Karel Capek's R.U.R & The Robber: A collage by Voyen Koreis, made mainly from the lithographs of Josef Capek







Čapek's R.U.R.

by Voyen Koreis

From the Introduction and Translation Notes to the new English translation of the two plays by Čapek - R.U.R (Rossum's Universal Robots) and The Robber, issued in 2008 by Booksplendour Publishing

R.U.R. - from a London review, 1923

Čapek began to work on what has turned out to be his most successful play, R.U.R., in 1920, and the play was published in the same year. The play had its first performance on the 2nd January 1921 as an amateur production. The amateur theatrical society “Klicpera” in Hradec Králové, where Čapek went to the high school, had the author’s permission to stage the play on this date, with the premiere at the National Theatre in Prague originally scheduled for an earlier date in December 1920. However, the Prague production was delayed, and a letter was sent to the amateurs in the provincial town asking them to also postpone the performance.

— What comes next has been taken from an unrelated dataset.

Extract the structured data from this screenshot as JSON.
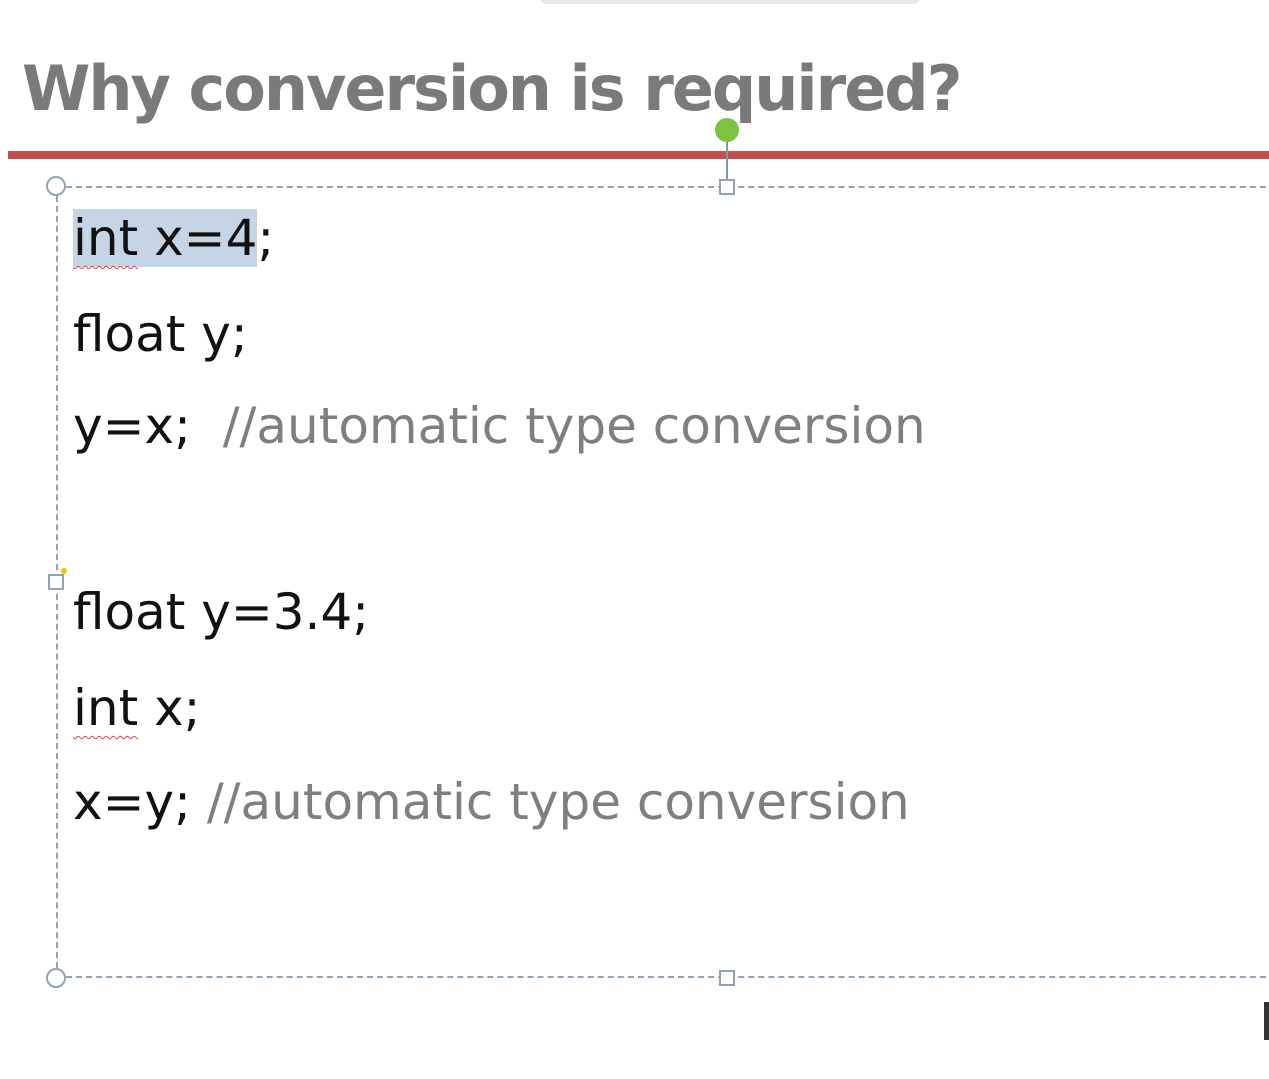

The locals nevertheless ignored it, and regardless of consequences (in the end they were heavily fined by the national body) they seized upon their opportunity to stage the world premiere of the play, which even then was expected to be a success. And success it was! Still in the same year of 1921, R.U.R. was performed in Germany, and in the following year it was produced in Warsaw, Belgrade, New York and several other major cities. By the time of its London premiere in 1923, the play had already been translated into thirty languages.

From the London review, 1923

R.U.R. not only made Čapek internationally famous; it has also made him in a certain sense immortal. This is so because of what may be the 20th century’s most significant addition to the dictionaries, the word “Robot”, appears here for the first time. It stares on us even from the play’s subtitle – Rossum’s Universal Robots, and is repeated throughout the play. As Karel Čapek later admitted, the true inventor of the word “Robot” was his brother Josef. Karel Čapek originally wanted to call the artificial creatures “labors”, a version of the Latin word for labour, but did not like it much, so he consulted his brother Josef, who suggested robots. Just as well he did - imagine our modern world full or “labors”. It would not sound right, would it?

The word “robot” is derived from the Czech “robota”, meaning serf labour, or drudgery. Robota as such was outlawed in Bohemia as late as 1848, which means that in Čapek’s time there would still have been people around who remembered having to work compulsorily on the property of the local feudal lord. In the past centuries, recurrently there were uprisings of the serfs, which no doubt gave some of the ideas to the author. Another source of inspiration would inevitably have been the medieval legend of the Golem, the creation of the Prague rabbi Levi, a creature made of clay and animated by a Kabbalistic formula. Čapek (a Catholic, but demonstrably also a Freemason) denied that he had the Golem legend on his conscious mind when writing the play, but the Golem is such a strong archetype, and the legend is tied to the city where Čapek had spent most of his working life, which makes it hard to believe that there would not have been any influence, at least on the unconscious part of the author’s mind. Like the Golem (and also the Frankenstein monster), the Robots are created by a single man, an eccentric genius, and the formula he uses to make them come alive remains largely obscure, only outlined in the most general way. Old Rossum (from the Czech rozum, reason, intellect) is fanatical in his atheism. Čapek was a believer. The race of soulless creatures must die out, unless they acquire a soul.

Alquist from the Prague production of R.U.R. In Čapek's time, the literary style he used was known as Utopia.

R.U.R., particularly in its dramatic concluding stages, still comes much closer to the Gothic horror of Mary Shelley, than to science fiction, where some of the modern critics tend to slot Čapek. This author, as has H. G. Wells (whom Čapek knew personally) before him, and together with the next generation of writers that includes George Orwell, Aldous Huxley, and several others, uses the utopian theme chiefly to aid his literary aims, and to make some substantive commentaries on the state of society. Today, nearly a century after its original publication, R.U.R. has withstood the test of time. The Robots‘ revolt and its consequences could for instance now be seen as a warning against giving the scientists a free hand in the pursuit of genetic research. The R.U.R. managers and scientists too, at every opportunity stress that their noble aims are designed to benefit mankind, but somewhere down the line perhaps there might be a heavy price to pay.

Left - Alquist in the original Prague production